[¶15] Trial courts should not, however, use percentages of past incomes as a sole basis for dividing marital property. Likewise, phantom tax consequences are not a relevant basis on which to divide marital property. While we acknowledge that a properly informed trial court must consider tax effects in a divorce, the tax consequences should only be considered when the liability is certain to occur within a short time following the dissolution. Kaiser v. Kaiser, 474 N.W.2d 63, 69 (N.D. 1991); see also Wald v. Wald, 556 N.W.2d 291, 294 (N.D. 1996); Fisher, 1997 ND 176, ¶35, 568 N.W.2d 728. In Kaiser, we stated,
"[A] trial court in a divorce action should consider potential taxes in valuing marital assets only if (1) the recognition of a tax liability is required by the dissolution or will occur within a short time; (2) the court need not speculate about a party's future dealing with the asset; (3) the court need not speculate about the possible future tax consequences; and (4) the tax liability can be reasonably predicted."
Kaiser, 474 N.W.2d at 69-70.
[¶16] Here, Carlotta was not requesting liquidation of the farm, therefore, the projected tax consequences from such a transaction are speculative and irrelevant. However, the tax consequences of Larry's cash payments would have been relevant to show the amount Larry could afford to pay given the tax consequence. The tax consequences of the cash payments were not addressed below.
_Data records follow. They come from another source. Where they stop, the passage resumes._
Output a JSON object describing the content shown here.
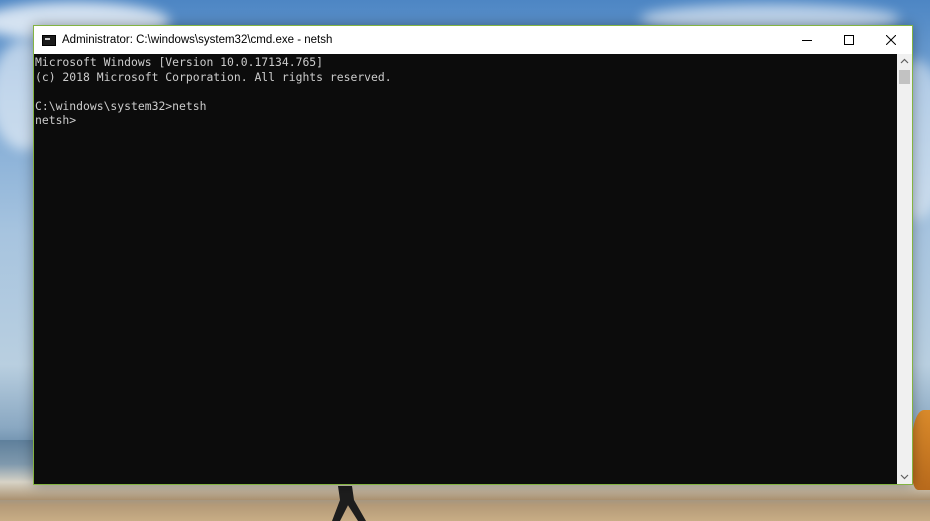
{
  "window": {
    "title": "Administrator: C:\\windows\\system32\\cmd.exe - netsh",
    "minimize_icon": "minimize-icon",
    "maximize_icon": "maximize-icon",
    "close_icon": "close-icon"
  },
  "console": {
    "lines": [
      "Microsoft Windows [Version 10.0.17134.765]",
      "(c) 2018 Microsoft Corporation. All rights reserved.",
      "",
      "C:\\windows\\system32>netsh",
      "netsh>"
    ]
  },
  "colors": {
    "console_background": "#0c0c0c",
    "console_text": "#cccccc",
    "window_border": "#83b342",
    "titlebar": "#ffffff"
  }
}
Again, Carlotta failed to properly marshal her case, as no evidence was presented to the trial court regarding the tax consequences of the cash payments.
[¶17] Based on the facts and evidence presented to the trial court, and considering the limitations placed on the trial court by Carlotta's position not to liquidate the farm, the trial court's findings on the valuation and accounting for assets of the marital estate, and the property distibution cannot be said to be clearly erroneous.
[¶18] We, therefore, affirm the trial court's divorce judgment as supplemented by additional findings of fact and conclusions of law.
|[¶19]||William A. Neumann|
Mary Muehlen Maring
Herbert L. Meschke
Dale V. Sandstrom
Gerald W. VandeWalle, C.J., I concur in the result
1.The original judgment required Larry to pay the amount in full, or to make ten annual payments of $20,074.10 plus interest. As reflected in the record, Larry borrowed $214,908.26, an amount which included interest, to pay Carlotta the full amount agreed upon as of December 1, 1995. Carlotta initially refused to accept payment. The trial court ordered enforcement of the judgment in February 1996.
2.Tom Slorby represented Carlotta for all proceedings before the trial court. Kelly A. Dillon represented Carlotta on both appeals.